▶ **Information**:
......
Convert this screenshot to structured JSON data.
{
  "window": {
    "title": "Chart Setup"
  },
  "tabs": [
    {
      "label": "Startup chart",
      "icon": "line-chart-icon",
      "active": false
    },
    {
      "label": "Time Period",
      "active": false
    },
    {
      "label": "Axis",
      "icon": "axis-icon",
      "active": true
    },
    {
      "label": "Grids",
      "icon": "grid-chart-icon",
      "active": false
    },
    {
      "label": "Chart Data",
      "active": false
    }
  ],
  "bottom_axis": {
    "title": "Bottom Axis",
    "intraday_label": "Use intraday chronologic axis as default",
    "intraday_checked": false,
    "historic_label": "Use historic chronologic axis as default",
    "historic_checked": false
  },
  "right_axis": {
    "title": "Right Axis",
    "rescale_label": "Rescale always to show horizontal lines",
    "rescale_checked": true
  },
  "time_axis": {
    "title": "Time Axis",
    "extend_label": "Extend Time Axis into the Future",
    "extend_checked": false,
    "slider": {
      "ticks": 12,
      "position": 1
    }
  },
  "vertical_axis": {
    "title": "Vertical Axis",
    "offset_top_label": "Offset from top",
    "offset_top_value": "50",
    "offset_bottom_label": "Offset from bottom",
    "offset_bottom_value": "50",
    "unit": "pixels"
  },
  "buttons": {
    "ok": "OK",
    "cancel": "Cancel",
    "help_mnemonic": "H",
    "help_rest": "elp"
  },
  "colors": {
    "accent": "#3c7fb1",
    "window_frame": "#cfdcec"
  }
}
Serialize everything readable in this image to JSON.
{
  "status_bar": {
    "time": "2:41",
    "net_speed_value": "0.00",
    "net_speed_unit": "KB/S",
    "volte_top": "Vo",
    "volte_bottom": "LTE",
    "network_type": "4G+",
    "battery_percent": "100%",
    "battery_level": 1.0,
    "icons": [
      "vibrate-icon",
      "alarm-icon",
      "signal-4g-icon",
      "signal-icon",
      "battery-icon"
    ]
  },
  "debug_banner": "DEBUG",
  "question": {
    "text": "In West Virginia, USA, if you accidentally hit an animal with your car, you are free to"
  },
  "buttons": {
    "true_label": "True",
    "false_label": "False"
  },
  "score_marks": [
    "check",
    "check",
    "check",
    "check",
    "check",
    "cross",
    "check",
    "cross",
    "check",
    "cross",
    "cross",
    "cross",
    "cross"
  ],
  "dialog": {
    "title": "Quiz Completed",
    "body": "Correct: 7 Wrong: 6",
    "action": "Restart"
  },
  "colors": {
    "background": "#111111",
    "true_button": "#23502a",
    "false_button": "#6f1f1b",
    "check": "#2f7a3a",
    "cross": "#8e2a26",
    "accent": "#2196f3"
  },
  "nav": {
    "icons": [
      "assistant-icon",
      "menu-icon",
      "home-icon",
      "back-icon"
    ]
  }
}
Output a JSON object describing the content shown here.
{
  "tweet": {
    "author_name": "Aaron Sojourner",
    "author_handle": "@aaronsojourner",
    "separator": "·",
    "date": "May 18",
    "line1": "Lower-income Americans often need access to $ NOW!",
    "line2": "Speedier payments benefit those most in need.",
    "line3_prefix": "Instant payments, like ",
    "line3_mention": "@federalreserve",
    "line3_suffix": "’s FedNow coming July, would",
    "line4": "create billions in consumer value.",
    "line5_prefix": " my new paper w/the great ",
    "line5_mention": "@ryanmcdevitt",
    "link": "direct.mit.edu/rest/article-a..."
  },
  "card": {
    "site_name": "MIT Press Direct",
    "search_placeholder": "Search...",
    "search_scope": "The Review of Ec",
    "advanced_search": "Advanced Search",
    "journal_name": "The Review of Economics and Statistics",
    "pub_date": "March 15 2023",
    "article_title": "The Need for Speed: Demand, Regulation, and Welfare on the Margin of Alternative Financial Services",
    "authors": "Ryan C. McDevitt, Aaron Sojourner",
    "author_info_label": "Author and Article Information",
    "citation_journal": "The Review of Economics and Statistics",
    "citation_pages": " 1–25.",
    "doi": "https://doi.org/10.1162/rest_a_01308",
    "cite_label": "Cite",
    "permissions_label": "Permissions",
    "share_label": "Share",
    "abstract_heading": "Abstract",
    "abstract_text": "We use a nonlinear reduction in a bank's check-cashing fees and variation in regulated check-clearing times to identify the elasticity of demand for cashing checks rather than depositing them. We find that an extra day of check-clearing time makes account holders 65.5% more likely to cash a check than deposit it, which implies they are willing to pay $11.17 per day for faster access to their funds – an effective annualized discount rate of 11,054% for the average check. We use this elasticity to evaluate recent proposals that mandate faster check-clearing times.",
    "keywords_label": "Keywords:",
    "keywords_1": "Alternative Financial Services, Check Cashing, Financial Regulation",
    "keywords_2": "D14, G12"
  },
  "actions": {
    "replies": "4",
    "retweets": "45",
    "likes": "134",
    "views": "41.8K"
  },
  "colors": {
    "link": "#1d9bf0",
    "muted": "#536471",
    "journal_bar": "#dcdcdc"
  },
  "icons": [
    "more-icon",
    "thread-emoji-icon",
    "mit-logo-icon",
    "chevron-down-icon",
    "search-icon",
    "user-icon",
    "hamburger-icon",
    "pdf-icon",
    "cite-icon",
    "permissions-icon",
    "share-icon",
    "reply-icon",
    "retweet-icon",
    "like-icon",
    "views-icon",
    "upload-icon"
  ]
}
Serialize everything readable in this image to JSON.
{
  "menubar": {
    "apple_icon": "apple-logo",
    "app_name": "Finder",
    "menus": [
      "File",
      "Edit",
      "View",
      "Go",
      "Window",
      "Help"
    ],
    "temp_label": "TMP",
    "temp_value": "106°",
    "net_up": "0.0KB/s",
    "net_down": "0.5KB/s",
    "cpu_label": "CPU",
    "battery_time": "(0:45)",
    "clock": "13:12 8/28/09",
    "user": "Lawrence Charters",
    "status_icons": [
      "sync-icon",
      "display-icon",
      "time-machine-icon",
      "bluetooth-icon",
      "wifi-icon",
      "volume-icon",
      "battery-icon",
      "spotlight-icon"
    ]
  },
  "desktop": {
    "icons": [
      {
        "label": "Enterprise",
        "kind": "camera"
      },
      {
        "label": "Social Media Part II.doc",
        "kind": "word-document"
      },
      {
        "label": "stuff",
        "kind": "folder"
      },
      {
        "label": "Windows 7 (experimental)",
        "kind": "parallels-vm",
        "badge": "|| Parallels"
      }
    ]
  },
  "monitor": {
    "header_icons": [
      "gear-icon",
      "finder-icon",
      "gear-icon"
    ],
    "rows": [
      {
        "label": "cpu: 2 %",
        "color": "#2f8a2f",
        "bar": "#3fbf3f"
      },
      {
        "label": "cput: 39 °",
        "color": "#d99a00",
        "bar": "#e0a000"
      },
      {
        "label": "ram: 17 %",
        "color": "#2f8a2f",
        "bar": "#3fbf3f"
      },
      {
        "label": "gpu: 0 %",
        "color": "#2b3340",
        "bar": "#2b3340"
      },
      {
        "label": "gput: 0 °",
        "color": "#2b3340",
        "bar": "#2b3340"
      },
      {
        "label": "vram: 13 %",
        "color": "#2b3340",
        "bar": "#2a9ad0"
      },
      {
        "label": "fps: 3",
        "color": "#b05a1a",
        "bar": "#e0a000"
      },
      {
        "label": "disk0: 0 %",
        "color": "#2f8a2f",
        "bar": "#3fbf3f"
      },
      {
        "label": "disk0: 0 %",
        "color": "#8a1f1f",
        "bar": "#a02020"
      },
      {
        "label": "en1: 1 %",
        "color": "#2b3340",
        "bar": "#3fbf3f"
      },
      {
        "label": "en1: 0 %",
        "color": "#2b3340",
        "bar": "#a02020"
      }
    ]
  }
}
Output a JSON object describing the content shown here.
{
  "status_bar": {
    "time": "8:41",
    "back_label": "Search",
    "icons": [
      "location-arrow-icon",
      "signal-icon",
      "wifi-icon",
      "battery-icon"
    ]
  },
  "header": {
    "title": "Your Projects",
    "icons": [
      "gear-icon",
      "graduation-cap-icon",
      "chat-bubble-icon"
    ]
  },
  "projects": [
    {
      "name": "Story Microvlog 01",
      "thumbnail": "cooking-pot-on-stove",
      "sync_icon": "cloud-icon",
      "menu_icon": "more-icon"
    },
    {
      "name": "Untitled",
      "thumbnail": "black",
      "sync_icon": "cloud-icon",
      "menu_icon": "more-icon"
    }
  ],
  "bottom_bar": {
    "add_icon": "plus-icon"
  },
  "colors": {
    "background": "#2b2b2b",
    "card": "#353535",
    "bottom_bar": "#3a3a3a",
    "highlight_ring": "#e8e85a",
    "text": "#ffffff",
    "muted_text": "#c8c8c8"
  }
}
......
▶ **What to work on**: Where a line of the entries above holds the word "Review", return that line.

▶ **Answer space**:
    "search_scope": "The Review of Ec",
    "journal_name": "The Review of Economics and Statistics",
    "citation_journal": "The Review of Economics and Statistics",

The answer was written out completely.